WHAT IS NEEDED:
Copy out all of the lines below exactly; the pictures do not belong in the copy.

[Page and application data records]
•••

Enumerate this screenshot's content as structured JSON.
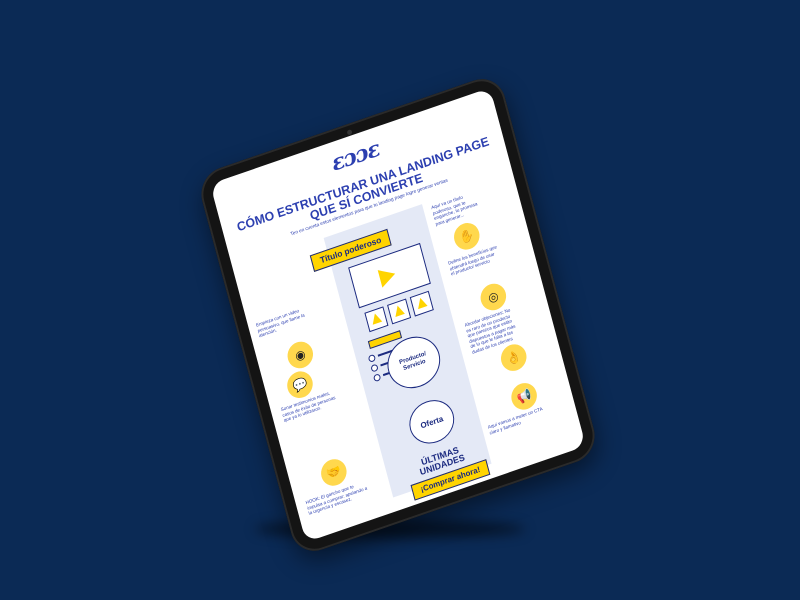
{
  "tablet": {
    "logo": "ɛɔɔɛ",
    "logo_tagline": "",
    "title": "Cómo estructurar una landing page que sí convierte",
    "subtitle": "Ten en cuenta estos elementos para que tu landing page logre generar ventas",
    "labels": {
      "titulo": "Título poderoso",
      "producto": "Producto/ Servicio",
      "oferta": "Oferta",
      "ultimas": "ÚLTIMAS UNIDADES",
      "comprar": "¡Comprar ahora!"
    },
    "notes": {
      "titulo_note": "Aquí va un título poderoso, que te enganche, tu promesa para generar...",
      "video_note": "Empieza con un video persuasivo, que llame la atención.",
      "beneficios_note": "Define los beneficios que obtendrá luego de usar el producto/ servicio",
      "testimonios_note": "Sonar testimonios reales, casos de éxito de personas que ya lo utilizaron.",
      "objeciones_note": "Abordar objeciones: No es raro de un producto que parezca que están dispuestos a pagar más de lo que le falta a las dudas de los clientes",
      "cta_note": "Aquí vamos a meter un CTA claro y llamativo",
      "hook_note": "HOOK: El gancho que te impulsa a comprar: apelando a la urgencia y escasez."
    }
  }
}
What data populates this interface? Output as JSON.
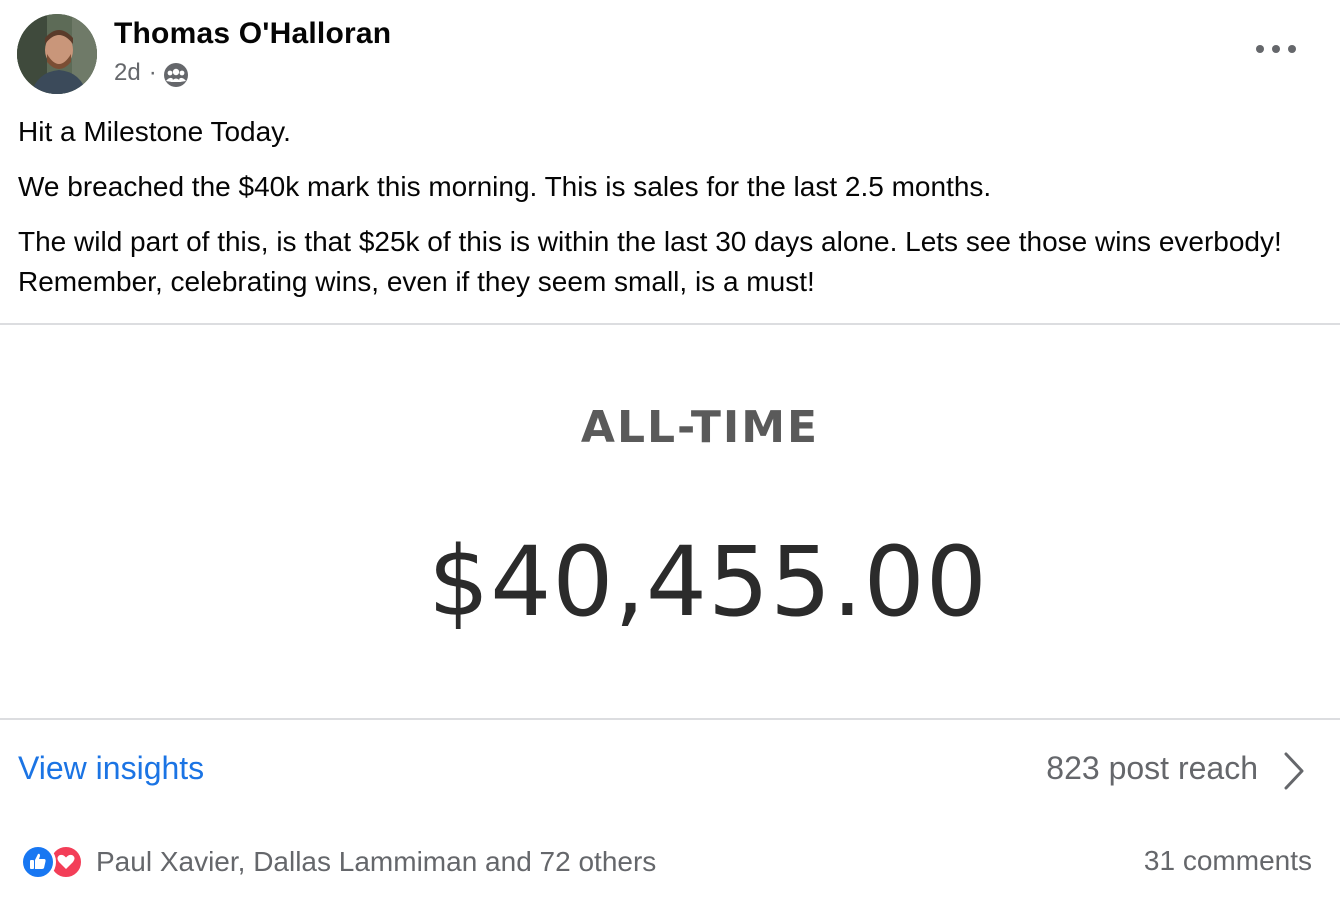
{
  "post": {
    "author": "Thomas O'Halloran",
    "time": "2d",
    "separator": "·",
    "audience_icon": "group-icon",
    "more_icon": "more-options-icon",
    "paragraphs": [
      "Hit a Milestone Today.",
      "We breached the $40k mark this morning. This is sales for the last 2.5 months.",
      "The wild part of this, is that $25k of this is within the last 30 days alone. Lets see those wins everbody! Remember, celebrating wins, even if they seem small, is a must!"
    ]
  },
  "image": {
    "label": "ALL-TIME",
    "amount": "$40,455.00"
  },
  "insights": {
    "link": "View insights",
    "reach": "823 post reach"
  },
  "reactions": {
    "icons": [
      "like-icon",
      "love-icon"
    ],
    "names": "Paul Xavier, Dallas Lammiman and 72 others",
    "comments": "31 comments"
  },
  "colors": {
    "link": "#1b74e4",
    "secondary_text": "#65676b",
    "like": "#1877f2",
    "love": "#f33e58"
  }
}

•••

ANSWER BOX:
Enumerate this screenshot's content as structured JSON.
{
  "tablet": {
    "logo": "ɛɔɔɛ",
    "logo_tagline": "",
    "title": "Cómo estructurar una landing page que sí convierte",
    "subtitle": "Ten en cuenta estos elementos para que tu landing page logre generar ventas",
    "labels": {
      "titulo": "Título poderoso",
      "producto": "Producto/ Servicio",
      "oferta": "Oferta",
      "ultimas": "ÚLTIMAS UNIDADES",
      "comprar": "¡Comprar ahora!"
    },
    "notes": {
      "titulo_note": "Aquí va un título poderoso, que te enganche, tu promesa para generar...",
      "video_note": "Empieza con un video persuasivo, que llame la atención.",
      "beneficios_note": "Define los beneficios que obtendrá luego de usar el producto/ servicio",
      "testimonios_note": "Sonar testimonios reales, casos de éxito de personas que ya lo utilizaron.",
      "objeciones_note": "Abordar objeciones: No es raro de un producto que parezca que están dispuestos a pagar más de lo que le falta a las dudas de los clientes",
      "cta_note": "Aquí vamos a meter un CTA claro y llamativo",
      "hook_note": "HOOK: El gancho que te impulsa a comprar: apelando a la urgencia y escasez."
    }
  }
}
What data populates this interface? Output as JSON.
{
  "post": {
    "author": "Thomas O'Halloran",
    "time": "2d",
    "separator": "·",
    "audience_icon": "group-icon",
    "more_icon": "more-options-icon",
    "paragraphs": [
      "Hit a Milestone Today.",
      "We breached the $40k mark this morning. This is sales for the last 2.5 months.",
      "The wild part of this, is that $25k of this is within the last 30 days alone. Lets see those wins everbody! Remember, celebrating wins, even if they seem small, is a must!"
    ]
  },
  "image": {
    "label": "ALL-TIME",
    "amount": "$40,455.00"
  },
  "insights": {
    "link": "View insights",
    "reach": "823 post reach"
  },
  "reactions": {
    "icons": [
      "like-icon",
      "love-icon"
    ],
    "names": "Paul Xavier, Dallas Lammiman and 72 others",
    "comments": "31 comments"
  },
  "colors": {
    "link": "#1b74e4",
    "secondary_text": "#65676b",
    "like": "#1877f2",
    "love": "#f33e58"
  }
}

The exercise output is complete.